:: Provided data ::

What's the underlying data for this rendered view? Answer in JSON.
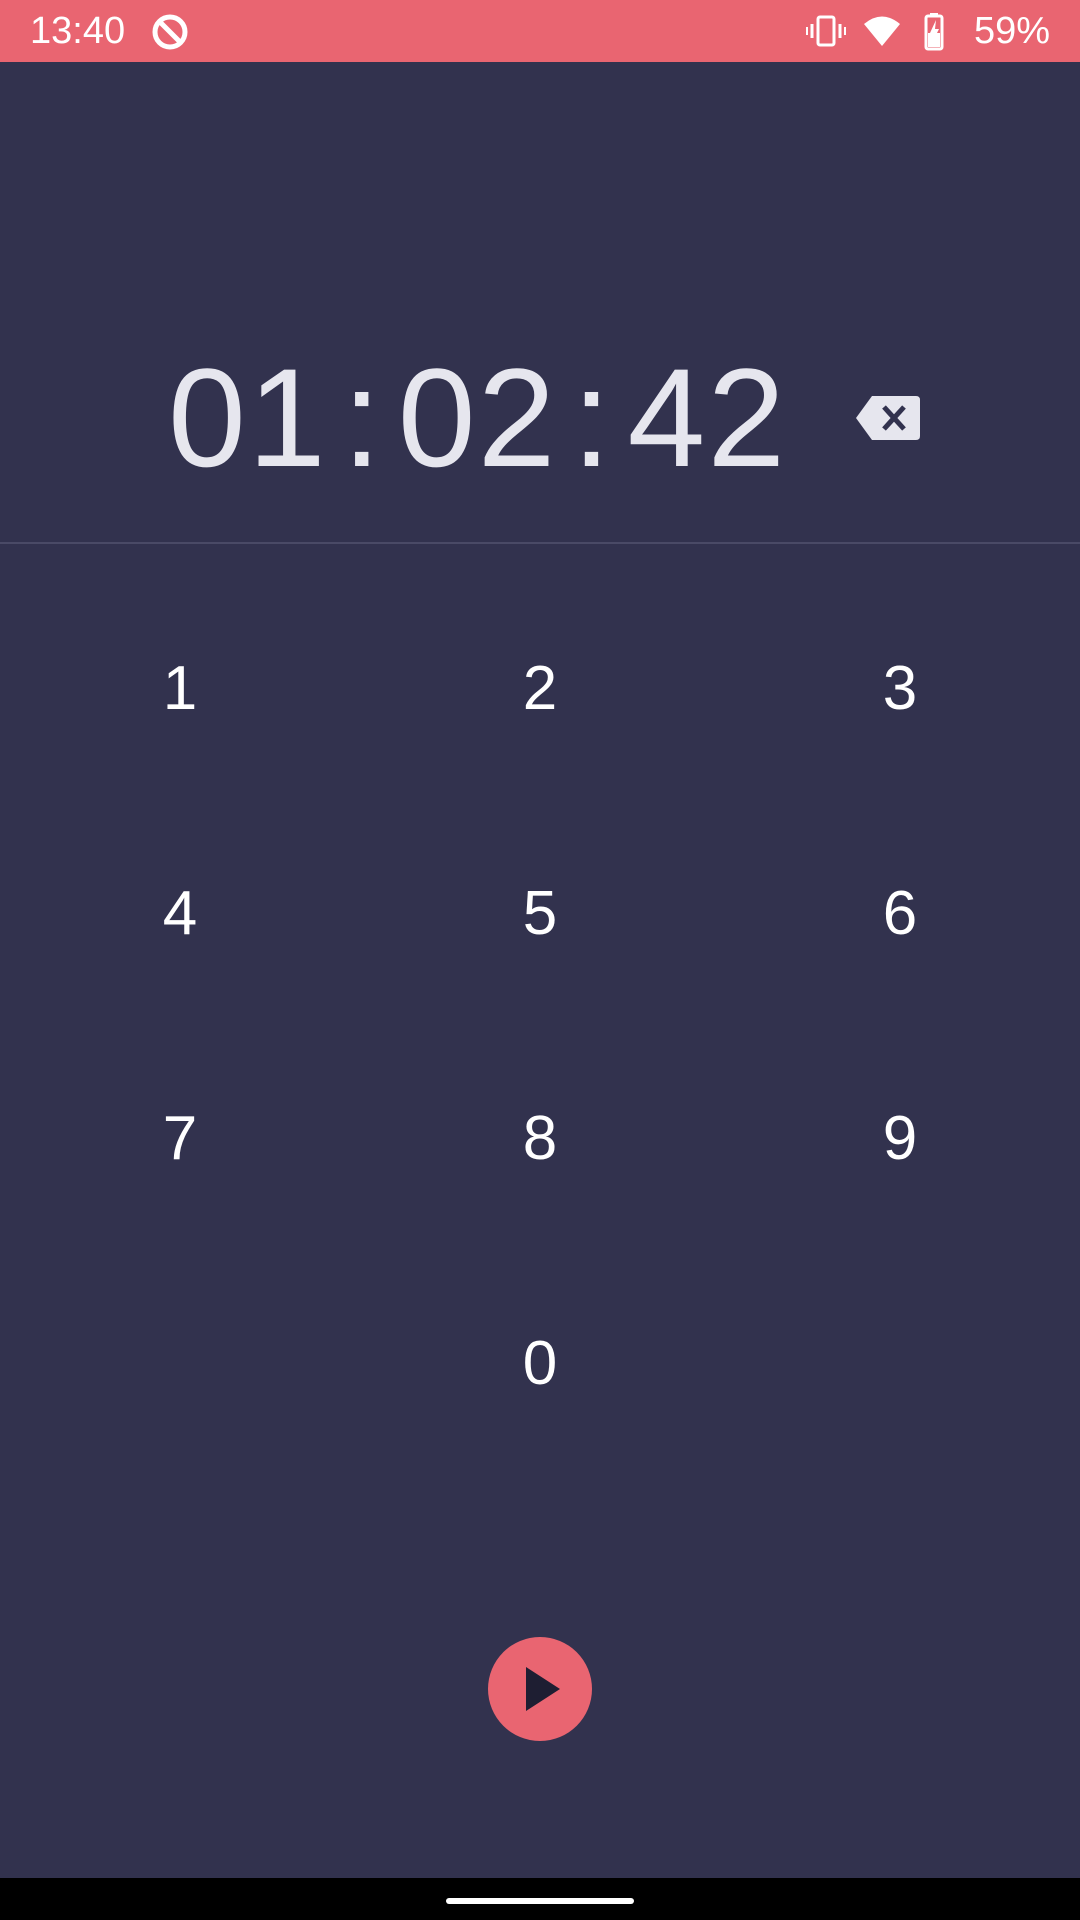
{
  "status_bar": {
    "time": "13:40",
    "battery_percent": "59%",
    "bg_color": "#e96571"
  },
  "timer": {
    "hours": "01",
    "minutes": "02",
    "seconds": "42",
    "separator": ":"
  },
  "keypad": {
    "keys": [
      "1",
      "2",
      "3",
      "4",
      "5",
      "6",
      "7",
      "8",
      "9",
      "0"
    ]
  },
  "icons": {
    "backspace": "backspace-icon",
    "start": "play-icon"
  },
  "colors": {
    "background": "#32324e",
    "accent": "#e96571",
    "divider": "#4a4a66"
  }
}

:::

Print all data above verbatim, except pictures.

• _Solved problem_:
What's the underlying data for this rendered view? Answer in JSON.
{
  "status_bar": {
    "time": "13:40",
    "battery_percent": "59%",
    "bg_color": "#e96571"
  },
  "timer": {
    "hours": "01",
    "minutes": "02",
    "seconds": "42",
    "separator": ":"
  },
  "keypad": {
    "keys": [
      "1",
      "2",
      "3",
      "4",
      "5",
      "6",
      "7",
      "8",
      "9",
      "0"
    ]
  },
  "icons": {
    "backspace": "backspace-icon",
    "start": "play-icon"
  },
  "colors": {
    "background": "#32324e",
    "accent": "#e96571",
    "divider": "#4a4a66"
  }
}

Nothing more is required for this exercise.